The questionable practice of "good behaviour contracts" has been thrown into renewed prominence by the case of a five-year-old child, permanently excluded from Wellacre Infants School in Greater Manchester because his parents reasonably refused to allow him to execute such a document.
It has further been spotlighted by the National Association of Head Teachers' call for some greater statutory force, not clearly specified, to be accorded to such arrangements, and for them to be extended to all schools, an appeal recently endorsed by David Hart, the association's general secretary, on Radio 4's The World at One.
While the practice is not new, it is not, as David Hart evidently believes, well-established and uncontroversial. Analysis shows the current use of such documents to be unauthorised, clandestine and legally ineffective.
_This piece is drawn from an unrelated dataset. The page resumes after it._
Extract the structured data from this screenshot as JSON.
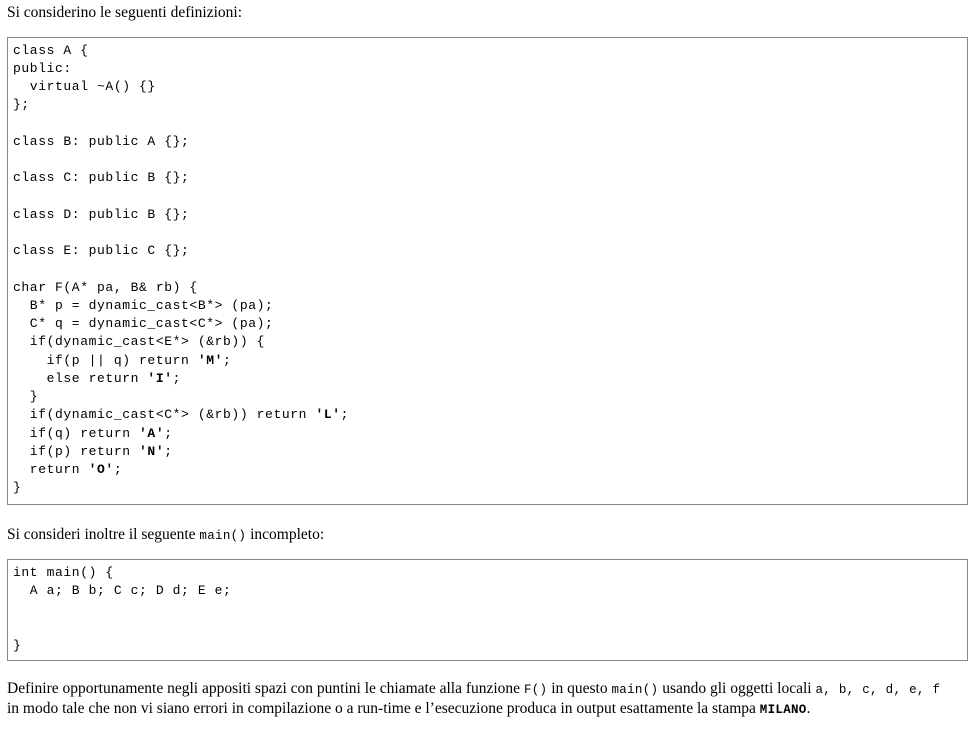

What is new about the NAHT's present call is the idea of requiring pupils at large to subscribe to "contracts", rather than just selected trouble-makers.
Although the Government's response to this appeal is as yet uncertain, the present law governing the practice which is only relevant to over-subscribed schools, is set out accurately enough in DFEE circular 696.
While unwillingness to enter into such a document cannot generally be made grounds for not allocating a place, if a particular school is over-subscribed it can become the basis for prioritising applicants, hence in effect for disallowing those children on whose behalf no such "contract" has been completed.
These are not, in fact, contracts at all in any sense in which the law understands the term. There is no obligation on the school's part beyond that which it is already obliged to deliver, to set against that which is sought from the child or his parent. As a wholly unilateral commitment, and one moreover where the person principally committed is a minor, the law has much to say about the enforceability or otherwise of such a document.
Because, until now, it is believed that the practice has only been significantly adopted in relation to re-entry following exclusion, the problems attendant on its potential application to admissions may not have been noticed.
If it were to become widespread, and the present restriction to over-subscribed schools to be removed by law, what course of action would be left to a local authority in respect of a child unwilling to "sign up" and thus refused admission to any of the authority's maintained schools - allocation to a pupil referral unit?
The implication necessarily seems to be that the local authority's present power in Section 13 of the 1993 Act to get round this, by directing a school to take a child for whom no place could otherwise be found, would be abrogated. Even if the scheme were not to be extended to under-subscribed schools, the mere fact of its wholesale adoption by the over-subscribed must necessarily introduce an additional, routine complication into the annual admissions process, extending the timetable for this.
The real imponderable is what happens where such a document has been entered into and the child infringes its requirements. For if it has no observable consequence, the entire exercise is otiose. It seems to be erroneously imagined by the proponents of such "contracts" that they empower the school to proceed in a manner which without the document would have been unlawful.
But contracts do not purport to lay down any new sanctions: the redress for a breach remains, as already available for any sufficient misbehaviour, exclusion, either short-term or permanent, with the statutory appeal rights attendant on that punishment.
A properly instructed appeal committee ought always to reinstate a child where the school has simply relied on breach of the document without attempting a proper balance of the gravity of the offence and the severity of the punishment. It could be proposed that such a committee should be obliged to accept breach pure and simple as prima-facie evidence of behaviour justifying exclusion, subject to rebuttal upon investigation by the committee. But this would be a minutely small nut to be cracked by such a statutory sledgehammer. Exclusion apart, the document would add nothing to a school's existing disciplinary powers.
One can hardly imagine any new law exacting damages from the parent, although the model of coercing children through sanctions against a parent does exist, in respect of truancy.
The law is, in fact, far clearer in respect of the primary area in which such "contracts" are being operated at present - the situation of a child following exclusion. At the end of a fixed-term exclusion, or after reinstatement by appeal process following a permanent exclusion, a registered pupil has an absolute entitlement to be re-admitted: no signature can be required as a precondition of entry, nor refusal to sign be made grounds for further exclusion.
If this is what is being proposed, Mr Hart's interview clouded the issue. The Secretary of State's direction under sections 68 or 99 of the 1944 Act would lie against any such abuse of its functions by the school. The common custom of imposing such a requirement as a means of impressing recalcitrant children (or lackadaisical parents) with the gravity of their situation is, in my view, improper.
It attempts to coerce by falsehood, disguising from the uninstructed that the school would be exceeding its powers by relying on a piece of paper to justify anything otherwise unjustified. A responsible institution should not bluff pupils: the relationship should be based on clear, mutually understood legal rules.
Lance Haward is a consultant in education law